Among the state's 13,000 furloughed federal workers, the people I talked to Wednesday were trying to make the best of their second day without work.
They were doing house projects, baking and spending more time with their kids. Anxiety hung over all of it, though, because there is no telling what will happen with the Republican members of Congress who are at the root of the government shutdown. Many worry the situation will go weeks, not days.
Every public employee was thinking about a plan for the worst case. In the interest of full disclosure, I'll say that half my family income comes from a government paycheck. The conversations I heard about in interviews are happening at my house, too.
A few days unpaid is one thing, but if the furlough goes beyond that, a time will come when finances start to get tight, and then they will get dire. And after that comes a hard question about whether to find a new job. (Depending on the agency, some federal employees have orders not to get other work while on furlough.) Most people talked on the condition I not use their name, because it is unclear whether talking publicly might cause them problems when they go back to their jobs.
A biologist with the Fish and Wildlife Service told me that he and his wife sat down Tuesday night to calculate their family budget without his income. It wasn't pretty. His wife just sold her business and is now staying home with their two kids. Her mother recently moved in with them. Without his paycheck, her $1,000 pension is all there is outside of savings.
"Grandma is holding it down for us," he said.
They decided that if the furlough isn't over by Oct. 11, they would cancel their family vacation. If it goes beyond that, he said, "We did talk about a list of things we will be selling."
A friend of mine, an economist with a federal agency, told me he was reconsidering vacation plans and curbing eating out for now. Federal employees may sign up for state unemployment and will be spending less money at local businesses. So, the burden of the furlough was being shifted from the federal level to the state, local and household level. People don't think about the indirect impacts outside of the people who are furloughed, he said.
Another ripple for the Alaska economy is with government contractors, he said. His friend, who works at a company that has federal contracts, was asked to take time off each week because of the government instability, he said. The furlough also hurts the credibility of the federal government as an employer, and that can make it hard to recruit the most qualified employees, he said.
I talked to a Department of Agriculture executive assistant whose husband works in finance with the same agency. Both are furloughed. The couple has three children. She's enjoyed the last few days of being home, she said. I asked her how long until losing pay starts to strain their finances.
"It's probably going to be like four or five days, we will be, like, 'Oh my God," she said. "How am I going to make my car payment? How are we going to pull together money for the mortgage?"
They were planning to fix a water problem in their foundation with this year's permanent fund checks. Instead, they may end up living on them, she said.
A National Guard employee who works in emergency response, readying vehicles, weapons, radios, helicopters, and airplanes, as well as doing the administrative tasks related to training and deployment in Alaska, was deemed "non-essential" and sent home on furlough, he said. He was watching a friend's kid as well has his own two Wednesday afternoon.

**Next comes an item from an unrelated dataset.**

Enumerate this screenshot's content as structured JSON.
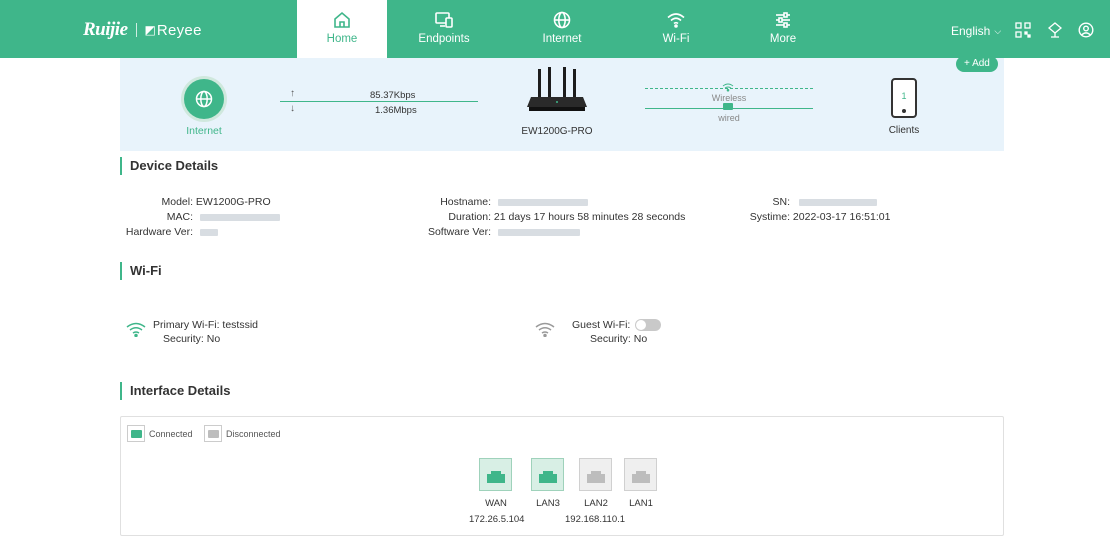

His wife has a good job, and they have a few months of cushion, he said, but he works with young soldiers who are already worried about paying their bills.
"I've got soldiers working other jobs, moonlighting as security guards, that's how they are making ends meet," he said.
There were lots of military families that would be paid late because the people who process their paychecks were furloughed. Many of them were living paycheck to paycheck, he said. He used the word "frustrated" a lot when we talked. His ire was directed at congressional Republicans. He said he felt like he was being held hostage. The furlough also made him feel like the service he provides isn't valued, he said.
"I don't trust that I'm going to have a job, I can't count on it," he said. "We're looking at buying rental property and getting prepared to figure out what else we're going to do."
He has worked for the government for 25 years, he said.
A law enforcement park ranger at Denali National Park told me she was also deemed non-essential and sent home. She has savings, but if too much time passes, the loss of work will strain her finances. She said she'd read people saying that if the government had so many people who aren't essential, why not just get rid of them to cut costs? That isn't how things work, she said.
"I might not be essential, but without me, the park is going to be closed, because they can't open the park without me working," she said.
There are only two law enforcement officers, who are also EMTs, working in the enormous park right now, she said. That isn't enough to respond to a major incident, she said. She worries about that.
"What if people go in and they get hurt or they get lost?" she said. "Who is going to find them?"
Julia O'Malley writes a regular column. Reach her by phone at 257-4591, email her at firstname.lastname@example.org, follow her on Facebook or Twitter: @adn_jomalley.